Rush resigned after allegations surfaced last spring that he improperly motivated officials into more closely watching Miller and other Pac-12 coaches at the league’s tournament in Las Vegas.
It’s a subject Dibler has revisited with Miller, though Dibler shared little detail about how he did so.
“I’ve talked to Sean; we’ve visited and had discussions,” Dibler said Thursday, during a break in the officials’ training clinic. “And yet let me tell you how I live my life. Anytime something negative happens that it affects our game, particularly from officiating standpoint, I feel for the people involved in it. I’m the kind of person who reaches out to them because it’s happened to me. Oftentimes that support isn’t there.
“Clearly when the (Rush) situation occurred, yeah, that bothered me. I was very sensitive to it but at the same time it wasn’t one of my conference schools so I just kind of got through the process of understanding what took place because I wasn’t involved in it.”
Now he is involved in it. Even though Rush is gone, any technical foul (or lack thereof) to Miller could become scrutinized. Are Pac-12 officials harder on him? Easier? Or is he treated just like anyone else?
When asked about that possibility, Dibler responded by saying he told his entire group of about 150 officials that there are two guidebooks officials use and that’s all that matters, that if they are followed correctly they’re doing the right job.
So, in other words, the intent is to handle Miller by the book. And everyone else.
“I told (Miller) everything that I can help him but I haven’t told Sean anything I haven’t told other coaches,” Dibler said. “I can’t tell you my discussions with him stand out as being different than any of the others.”
Consistency is Dibler’s aim during the clinic this week, with officials attending 12 different breakout sessions on topics such as calling screens, game management, video review, positioning and even how to electronically submit game clips to be studied.
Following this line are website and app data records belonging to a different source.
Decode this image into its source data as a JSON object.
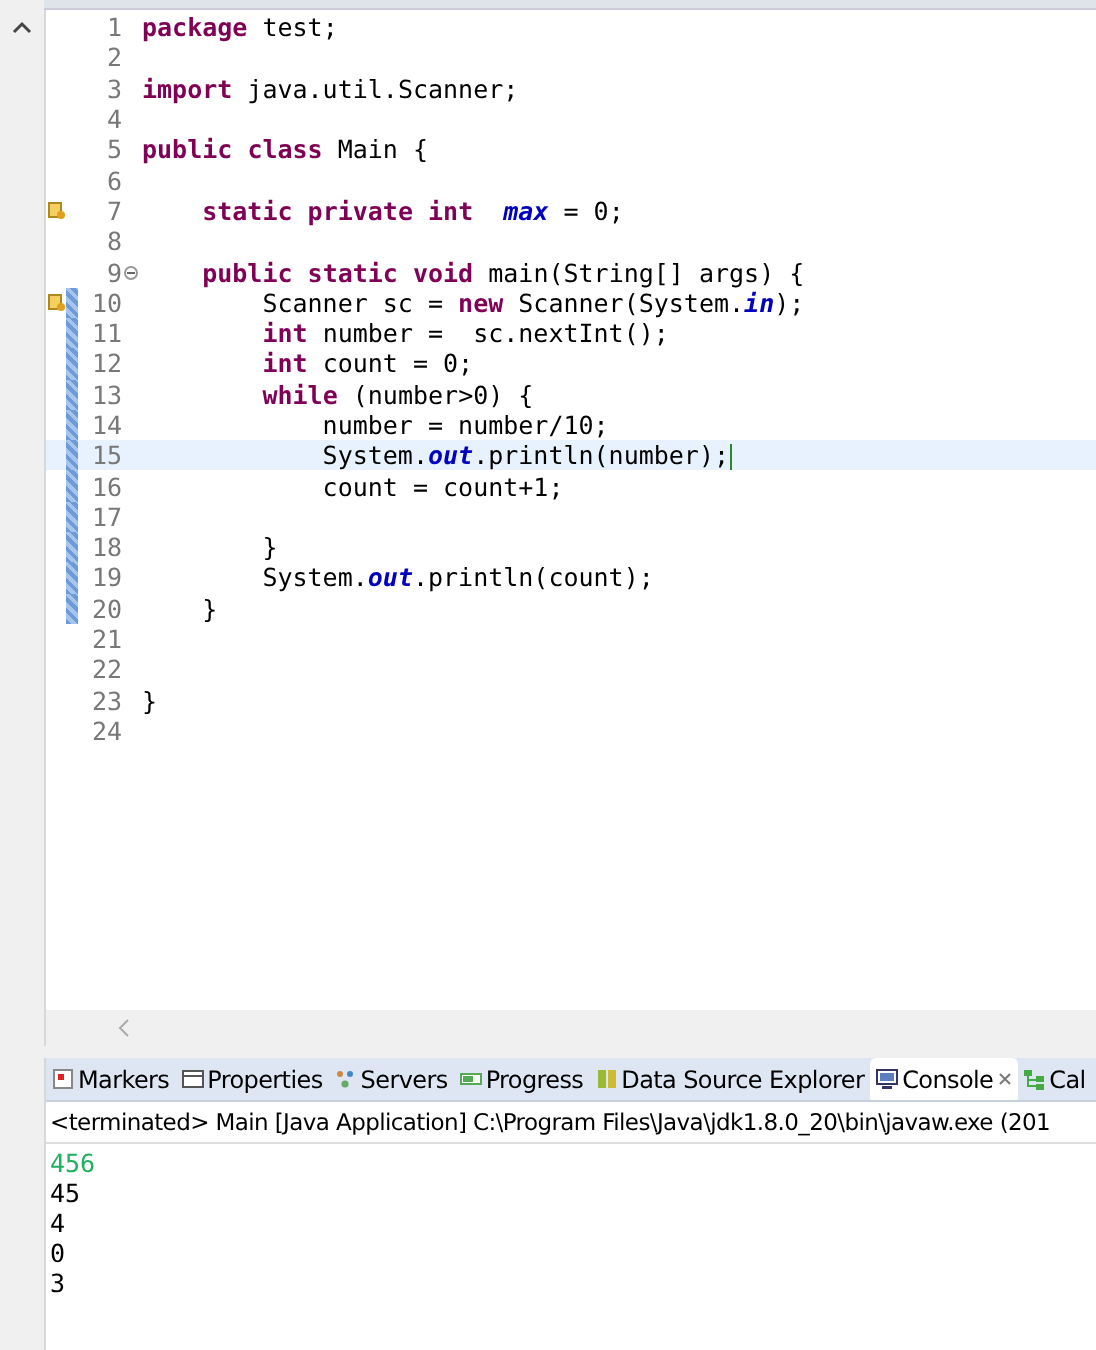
{
  "editor": {
    "lines": [
      {
        "number": "1",
        "warning": false,
        "changed": false,
        "current": false,
        "foldable": false,
        "text": "**package** test;"
      },
      {
        "number": "2",
        "warning": false,
        "changed": false,
        "current": false,
        "foldable": false
      },
      {
        "number": "3",
        "warning": false,
        "changed": false,
        "current": false,
        "foldable": false,
        "text": "**import** java.util.Scanner;"
      },
      {
        "number": "4",
        "warning": false,
        "changed": false,
        "current": false,
        "foldable": false
      },
      {
        "number": "5",
        "warning": false,
        "changed": false,
        "current": false,
        "foldable": false,
        "text": "**public** **class** Main {"
      },
      {
        "number": "6",
        "warning": false,
        "changed": false,
        "current": false,
        "foldable": false
      },
      {
        "number": "7",
        "warning": true,
        "changed": false,
        "current": false,
        "foldable": false,
        "text": "    **static** **private** **int**  *max* = 0;"
      },
      {
        "number": "8",
        "warning": false,
        "changed": false,
        "current": false,
        "foldable": false
      },
      {
        "number": "9",
        "warning": false,
        "changed": false,
        "current": false,
        "foldable": true,
        "text": "    **public** **static** **void** main(String[] args) {"
      },
      {
        "number": "10",
        "warning": true,
        "changed": true,
        "current": false,
        "foldable": false,
        "text": "        Scanner sc = **new** Scanner(System.*in*);"
      },
      {
        "number": "11",
        "warning": false,
        "changed": true,
        "current": false,
        "foldable": false,
        "text": "        **int** number =  sc.nextInt();"
      },
      {
        "number": "12",
        "warning": false,
        "changed": true,
        "current": false,
        "foldable": false,
        "text": "        **int** count = 0;"
      },
      {
        "number": "13",
        "warning": false,
        "changed": true,
        "current": false,
        "foldable": false,
        "text": "        **while** (number>0) {"
      },
      {
        "number": "14",
        "warning": false,
        "changed": true,
        "current": false,
        "foldable": false,
        "text": "            number = number/10;"
      },
      {
        "number": "15",
        "warning": false,
        "changed": true,
        "current": true,
        "foldable": false,
        "text": "            System.*out*.println(number);"
      },
      {
        "number": "16",
        "warning": false,
        "changed": true,
        "current": false,
        "foldable": false,
        "text": "            count = count+1;"
      },
      {
        "number": "17",
        "warning": false,
        "changed": true,
        "current": false,
        "foldable": false
      },
      {
        "number": "18",
        "warning": false,
        "changed": true,
        "current": false,
        "foldable": false,
        "text": "        }"
      },
      {
        "number": "19",
        "warning": false,
        "changed": true,
        "current": false,
        "foldable": false,
        "text": "        System.*out*.println(count);"
      },
      {
        "number": "20",
        "warning": false,
        "changed": true,
        "current": false,
        "foldable": false,
        "text": "    }"
      },
      {
        "number": "21",
        "warning": false,
        "changed": false,
        "current": false,
        "foldable": false
      },
      {
        "number": "22",
        "warning": false,
        "changed": false,
        "current": false,
        "foldable": false
      },
      {
        "number": "23",
        "warning": false,
        "changed": false,
        "current": false,
        "foldable": false,
        "text": "}"
      },
      {
        "number": "24",
        "warning": false,
        "changed": false,
        "current": false,
        "foldable": false
      }
    ]
  },
  "panel": {
    "tabs": [
      {
        "label": "Markers",
        "selected": false
      },
      {
        "label": "Properties",
        "selected": false
      },
      {
        "label": "Servers",
        "selected": false
      },
      {
        "label": "Progress",
        "selected": false
      },
      {
        "label": "Data Source Explorer",
        "selected": false
      },
      {
        "label": "Console",
        "selected": true
      },
      {
        "label": "Cal",
        "selected": false
      }
    ],
    "console_header": "<terminated> Main [Java Application] C:\\Program Files\\Java\\jdk1.8.0_20\\bin\\javaw.exe (201",
    "output": [
      {
        "text": "456",
        "kind": "input"
      },
      {
        "text": "45",
        "kind": "output"
      },
      {
        "text": "4",
        "kind": "output"
      },
      {
        "text": "0",
        "kind": "output"
      },
      {
        "text": "3",
        "kind": "output"
      }
    ]
  }
}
Another overriding theme: The NCAA is aiming to increase scoring, in part by calling more fouls on defenses. That includes tilting the block-versus-charge equation further toward the offense by making defenders get in position before an offensive player begins an upward motion (previously defenders could set up until an opponent fully left the floor).
Additionally, Dibler is aiming to find consistency and improvement via scheduling. Instead of having a top official take a Big Ten or Big 12 game, then fly back to work a Pac-12 game the next day, Dibler said he’s trying to convince them instead to work a Pac-12 game and a game from another Western conference in the same area.
David Hall, a Colorado-based veteran official of the Pac-12 and several other leagues, said having Dibler schedule multiple Western leagues avoids conflicts that can sometimes force an official to move around.
The result could be travel time and money saved, and maybe some better work as a result of the extra rest.
“If I can send an official to the Bay area, they can work Cal, Stanford, San Jose State and Fresno State,” Dibler said. “Then they’re not getting on an airplane, they’re getting more rest, they don’t have to get up until 8:30 or nine to have breakfast instead of getting up at 4 and trying to catch that 5 o’clock flight to the next site.
“I can use that as a recruiting tool.”